Abdel-Rahman Samir, one of the protest organizers, said the movement would now open negotiations with the military over democratic reforms but vowed protests would continue to ensure change is carried out.
“We still don’t have any guarantees yet — if we end the whole situation now the it’s like we haven’t done anything,” he said. “So we need to keep sitting in Tahrir until we get all our demands.”
But, he added, “I feel fantastic. …. I feel like we have worked so hard, we planted a seed for a year and a half and now we are now finally sowing the fruits.”
Sally Toma, another of the organizers, said she did not expect the military would try to clear the square. “We still have to sit and talk. We have to hear the army first,” she said.
For the moment, concerns over the next step were overwhelmed by the wave of joy and disbelief.
Outside the Oruba presidential palace in northern Cairo, where tens of thousands had marched during the day, one man sprawled on the grass, saying he couldn’t believe it. Protesters began to form a march toward Tahrir in a sea of Egyptian flags.
Thousands from across the capital of 18 million streamed into Tahrir, where protesters hugged, kissed and wept. Whole families took pictures of each other posing with Egyptian flags with their mobile phones as bridges over the Nile jammed with throngs more flowing into the square.
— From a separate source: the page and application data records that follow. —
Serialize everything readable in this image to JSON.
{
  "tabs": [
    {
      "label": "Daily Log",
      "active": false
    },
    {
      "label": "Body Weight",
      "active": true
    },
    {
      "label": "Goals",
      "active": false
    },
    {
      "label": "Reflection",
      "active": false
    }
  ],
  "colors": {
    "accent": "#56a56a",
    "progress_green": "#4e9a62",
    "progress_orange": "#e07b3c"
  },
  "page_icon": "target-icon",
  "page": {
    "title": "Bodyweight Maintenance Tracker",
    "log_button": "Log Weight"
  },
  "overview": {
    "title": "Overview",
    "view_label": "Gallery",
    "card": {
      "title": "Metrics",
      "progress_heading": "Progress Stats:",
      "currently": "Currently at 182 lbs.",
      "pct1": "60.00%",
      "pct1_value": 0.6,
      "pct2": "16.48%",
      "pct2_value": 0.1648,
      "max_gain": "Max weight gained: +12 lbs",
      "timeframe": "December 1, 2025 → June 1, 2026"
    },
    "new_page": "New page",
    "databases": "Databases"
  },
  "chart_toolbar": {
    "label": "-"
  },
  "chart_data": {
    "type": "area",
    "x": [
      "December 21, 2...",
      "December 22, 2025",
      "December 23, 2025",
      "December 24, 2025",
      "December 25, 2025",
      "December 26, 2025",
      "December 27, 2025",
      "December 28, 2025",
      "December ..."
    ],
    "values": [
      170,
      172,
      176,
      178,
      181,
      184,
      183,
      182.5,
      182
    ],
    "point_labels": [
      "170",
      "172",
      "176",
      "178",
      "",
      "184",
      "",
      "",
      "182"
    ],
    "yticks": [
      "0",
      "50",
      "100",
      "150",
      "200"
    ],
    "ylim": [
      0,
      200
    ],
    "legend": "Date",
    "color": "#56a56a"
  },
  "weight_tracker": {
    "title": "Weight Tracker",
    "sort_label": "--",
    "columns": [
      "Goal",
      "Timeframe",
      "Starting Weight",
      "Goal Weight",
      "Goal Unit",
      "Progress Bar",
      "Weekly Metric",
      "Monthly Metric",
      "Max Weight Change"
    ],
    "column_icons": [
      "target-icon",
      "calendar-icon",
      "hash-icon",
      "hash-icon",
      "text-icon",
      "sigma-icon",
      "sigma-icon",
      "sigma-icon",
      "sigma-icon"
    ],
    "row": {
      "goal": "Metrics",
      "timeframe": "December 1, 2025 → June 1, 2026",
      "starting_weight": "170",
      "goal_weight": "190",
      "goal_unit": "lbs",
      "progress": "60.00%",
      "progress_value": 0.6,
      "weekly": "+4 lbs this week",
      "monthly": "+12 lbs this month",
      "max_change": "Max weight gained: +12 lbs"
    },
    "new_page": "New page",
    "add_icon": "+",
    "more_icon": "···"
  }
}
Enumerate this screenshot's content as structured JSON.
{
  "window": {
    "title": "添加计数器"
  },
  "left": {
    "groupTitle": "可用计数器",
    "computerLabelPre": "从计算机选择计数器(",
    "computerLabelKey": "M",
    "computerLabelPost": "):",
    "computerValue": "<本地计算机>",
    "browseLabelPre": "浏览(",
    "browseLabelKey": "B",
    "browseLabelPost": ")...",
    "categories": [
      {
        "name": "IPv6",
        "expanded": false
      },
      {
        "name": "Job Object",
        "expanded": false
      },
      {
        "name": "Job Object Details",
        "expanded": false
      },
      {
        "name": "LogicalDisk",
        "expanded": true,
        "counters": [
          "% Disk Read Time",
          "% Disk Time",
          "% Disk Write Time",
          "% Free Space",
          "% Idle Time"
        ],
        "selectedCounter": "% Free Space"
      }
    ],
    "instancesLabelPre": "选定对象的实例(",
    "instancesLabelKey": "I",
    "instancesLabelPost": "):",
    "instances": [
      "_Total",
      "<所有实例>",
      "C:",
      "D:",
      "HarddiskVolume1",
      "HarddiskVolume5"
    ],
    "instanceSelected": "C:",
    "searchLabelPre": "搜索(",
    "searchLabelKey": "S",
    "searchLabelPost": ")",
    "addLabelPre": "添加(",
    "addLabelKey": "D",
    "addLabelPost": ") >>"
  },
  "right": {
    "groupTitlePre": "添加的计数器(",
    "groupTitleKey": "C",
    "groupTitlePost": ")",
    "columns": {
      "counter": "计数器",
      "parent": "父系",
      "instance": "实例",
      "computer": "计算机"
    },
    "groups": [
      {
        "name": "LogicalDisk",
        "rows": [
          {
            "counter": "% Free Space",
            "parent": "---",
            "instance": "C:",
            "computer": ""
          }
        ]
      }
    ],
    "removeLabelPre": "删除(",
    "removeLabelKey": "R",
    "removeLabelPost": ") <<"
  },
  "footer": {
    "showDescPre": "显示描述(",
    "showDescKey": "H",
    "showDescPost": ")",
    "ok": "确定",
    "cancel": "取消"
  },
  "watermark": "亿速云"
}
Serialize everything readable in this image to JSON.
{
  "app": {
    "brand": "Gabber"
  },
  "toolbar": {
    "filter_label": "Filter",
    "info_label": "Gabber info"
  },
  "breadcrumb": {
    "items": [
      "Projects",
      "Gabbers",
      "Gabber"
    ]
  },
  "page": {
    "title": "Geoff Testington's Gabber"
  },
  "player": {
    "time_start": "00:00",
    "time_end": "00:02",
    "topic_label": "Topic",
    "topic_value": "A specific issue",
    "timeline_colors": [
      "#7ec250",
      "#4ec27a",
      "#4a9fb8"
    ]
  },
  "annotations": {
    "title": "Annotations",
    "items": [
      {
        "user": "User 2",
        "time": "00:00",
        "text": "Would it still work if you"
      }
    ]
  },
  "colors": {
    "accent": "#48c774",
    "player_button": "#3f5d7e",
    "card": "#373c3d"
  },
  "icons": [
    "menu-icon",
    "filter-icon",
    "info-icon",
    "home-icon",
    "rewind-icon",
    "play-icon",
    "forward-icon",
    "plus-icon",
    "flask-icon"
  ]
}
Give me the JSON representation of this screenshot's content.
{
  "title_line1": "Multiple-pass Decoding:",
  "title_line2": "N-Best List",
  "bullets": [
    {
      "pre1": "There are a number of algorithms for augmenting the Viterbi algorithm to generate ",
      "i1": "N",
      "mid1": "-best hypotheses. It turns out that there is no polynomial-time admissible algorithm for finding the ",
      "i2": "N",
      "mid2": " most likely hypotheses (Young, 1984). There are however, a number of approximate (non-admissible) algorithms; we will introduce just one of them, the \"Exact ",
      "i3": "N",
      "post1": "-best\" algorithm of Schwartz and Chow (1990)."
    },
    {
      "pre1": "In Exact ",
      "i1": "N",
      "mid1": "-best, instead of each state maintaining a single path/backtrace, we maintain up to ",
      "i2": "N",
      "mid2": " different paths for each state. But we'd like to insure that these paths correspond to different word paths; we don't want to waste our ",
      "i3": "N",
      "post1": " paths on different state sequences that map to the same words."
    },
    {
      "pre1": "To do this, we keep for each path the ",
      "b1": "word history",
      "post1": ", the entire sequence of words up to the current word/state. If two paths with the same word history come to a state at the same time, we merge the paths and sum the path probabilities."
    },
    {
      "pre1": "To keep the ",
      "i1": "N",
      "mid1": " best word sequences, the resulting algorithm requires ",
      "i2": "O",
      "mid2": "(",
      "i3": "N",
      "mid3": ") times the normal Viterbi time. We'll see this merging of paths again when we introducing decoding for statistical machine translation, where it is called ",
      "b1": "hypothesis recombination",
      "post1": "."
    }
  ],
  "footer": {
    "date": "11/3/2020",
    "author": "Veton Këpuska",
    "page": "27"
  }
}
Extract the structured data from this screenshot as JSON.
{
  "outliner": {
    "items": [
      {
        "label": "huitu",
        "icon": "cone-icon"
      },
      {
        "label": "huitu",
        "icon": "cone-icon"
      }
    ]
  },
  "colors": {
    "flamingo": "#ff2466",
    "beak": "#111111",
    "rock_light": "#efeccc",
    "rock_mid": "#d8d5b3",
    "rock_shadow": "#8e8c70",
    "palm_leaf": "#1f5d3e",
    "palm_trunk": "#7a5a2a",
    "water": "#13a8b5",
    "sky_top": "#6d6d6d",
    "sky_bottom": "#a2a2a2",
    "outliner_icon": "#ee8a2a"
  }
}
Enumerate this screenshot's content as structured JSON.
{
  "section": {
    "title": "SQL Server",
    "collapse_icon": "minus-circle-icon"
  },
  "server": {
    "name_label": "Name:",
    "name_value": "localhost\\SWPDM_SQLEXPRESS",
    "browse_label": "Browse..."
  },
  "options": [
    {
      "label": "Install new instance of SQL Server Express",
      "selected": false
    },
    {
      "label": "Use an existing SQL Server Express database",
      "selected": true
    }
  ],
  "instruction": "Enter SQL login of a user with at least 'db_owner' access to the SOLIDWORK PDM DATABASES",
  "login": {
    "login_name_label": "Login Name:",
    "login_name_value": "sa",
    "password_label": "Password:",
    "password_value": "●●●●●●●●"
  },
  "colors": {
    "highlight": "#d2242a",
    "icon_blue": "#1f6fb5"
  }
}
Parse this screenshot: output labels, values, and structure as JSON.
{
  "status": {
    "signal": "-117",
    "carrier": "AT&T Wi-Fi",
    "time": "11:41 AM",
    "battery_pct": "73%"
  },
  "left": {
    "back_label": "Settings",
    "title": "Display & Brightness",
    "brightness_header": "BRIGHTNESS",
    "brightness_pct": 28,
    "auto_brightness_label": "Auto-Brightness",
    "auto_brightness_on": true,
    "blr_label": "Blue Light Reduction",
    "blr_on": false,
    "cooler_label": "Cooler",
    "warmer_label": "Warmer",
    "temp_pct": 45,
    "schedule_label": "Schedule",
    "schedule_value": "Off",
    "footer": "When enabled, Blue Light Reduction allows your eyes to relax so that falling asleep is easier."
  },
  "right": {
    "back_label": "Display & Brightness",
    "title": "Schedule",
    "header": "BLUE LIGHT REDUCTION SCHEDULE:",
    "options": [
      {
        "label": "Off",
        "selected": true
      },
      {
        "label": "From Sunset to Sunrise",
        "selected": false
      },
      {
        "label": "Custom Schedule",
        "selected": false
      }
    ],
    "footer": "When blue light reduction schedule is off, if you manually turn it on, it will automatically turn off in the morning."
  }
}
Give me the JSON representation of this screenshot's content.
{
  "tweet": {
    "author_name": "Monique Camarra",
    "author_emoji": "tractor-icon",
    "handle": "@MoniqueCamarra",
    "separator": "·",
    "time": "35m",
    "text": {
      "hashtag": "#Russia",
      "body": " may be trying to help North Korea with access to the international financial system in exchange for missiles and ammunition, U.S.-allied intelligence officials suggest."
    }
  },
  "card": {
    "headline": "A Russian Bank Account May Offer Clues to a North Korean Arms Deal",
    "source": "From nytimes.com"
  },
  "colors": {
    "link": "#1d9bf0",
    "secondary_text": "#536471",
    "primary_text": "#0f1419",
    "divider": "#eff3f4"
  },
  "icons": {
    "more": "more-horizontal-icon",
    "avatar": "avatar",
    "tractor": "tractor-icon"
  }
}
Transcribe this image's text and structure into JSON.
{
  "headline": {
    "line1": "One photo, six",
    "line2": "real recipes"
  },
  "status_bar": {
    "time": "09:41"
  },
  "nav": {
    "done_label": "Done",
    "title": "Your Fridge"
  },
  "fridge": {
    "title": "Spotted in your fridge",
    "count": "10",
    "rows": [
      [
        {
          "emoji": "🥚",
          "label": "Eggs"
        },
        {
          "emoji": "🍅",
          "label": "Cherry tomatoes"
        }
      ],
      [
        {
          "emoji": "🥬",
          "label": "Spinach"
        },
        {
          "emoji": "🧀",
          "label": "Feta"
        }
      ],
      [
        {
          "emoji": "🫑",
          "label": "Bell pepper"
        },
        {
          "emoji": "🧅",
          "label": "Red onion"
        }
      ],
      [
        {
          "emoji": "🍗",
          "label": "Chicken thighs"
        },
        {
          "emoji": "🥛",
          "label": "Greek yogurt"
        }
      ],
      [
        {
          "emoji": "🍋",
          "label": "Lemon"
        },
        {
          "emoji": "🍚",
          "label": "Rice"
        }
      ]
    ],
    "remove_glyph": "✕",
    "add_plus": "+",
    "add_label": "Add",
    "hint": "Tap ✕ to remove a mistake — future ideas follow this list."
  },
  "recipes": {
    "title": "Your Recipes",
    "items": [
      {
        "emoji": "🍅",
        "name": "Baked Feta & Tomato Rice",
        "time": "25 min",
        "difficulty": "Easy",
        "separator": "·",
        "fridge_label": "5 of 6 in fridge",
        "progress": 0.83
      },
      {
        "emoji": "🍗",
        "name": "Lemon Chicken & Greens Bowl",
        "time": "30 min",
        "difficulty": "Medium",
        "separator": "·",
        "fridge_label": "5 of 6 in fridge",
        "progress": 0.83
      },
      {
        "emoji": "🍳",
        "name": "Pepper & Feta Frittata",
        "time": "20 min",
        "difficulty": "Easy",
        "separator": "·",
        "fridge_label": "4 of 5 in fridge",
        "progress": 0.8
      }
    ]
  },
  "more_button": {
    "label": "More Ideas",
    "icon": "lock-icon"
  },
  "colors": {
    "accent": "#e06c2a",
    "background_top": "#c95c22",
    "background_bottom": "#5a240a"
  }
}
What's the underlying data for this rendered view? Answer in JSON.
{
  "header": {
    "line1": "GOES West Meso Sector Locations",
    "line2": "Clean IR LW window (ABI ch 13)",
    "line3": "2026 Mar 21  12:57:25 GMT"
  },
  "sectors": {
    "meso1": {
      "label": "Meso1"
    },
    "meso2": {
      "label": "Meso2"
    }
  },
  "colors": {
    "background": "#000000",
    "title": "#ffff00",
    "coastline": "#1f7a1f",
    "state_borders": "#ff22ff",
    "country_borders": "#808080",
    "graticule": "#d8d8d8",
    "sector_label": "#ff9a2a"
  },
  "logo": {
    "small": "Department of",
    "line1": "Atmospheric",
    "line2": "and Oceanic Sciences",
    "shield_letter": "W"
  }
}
Mahmoud Ghanem, who came from the northern Nile Delta five days ago to join the Tahrir protest camp, proclaimed, “My children can finally live in freedom.”
AP correspondents Hadeel al-Shalchi, Sarah El Deeb, Hamza Hendawi, Marjorie Olster, Tarek el-Tablawy and Maggie Hyde contributed to this report.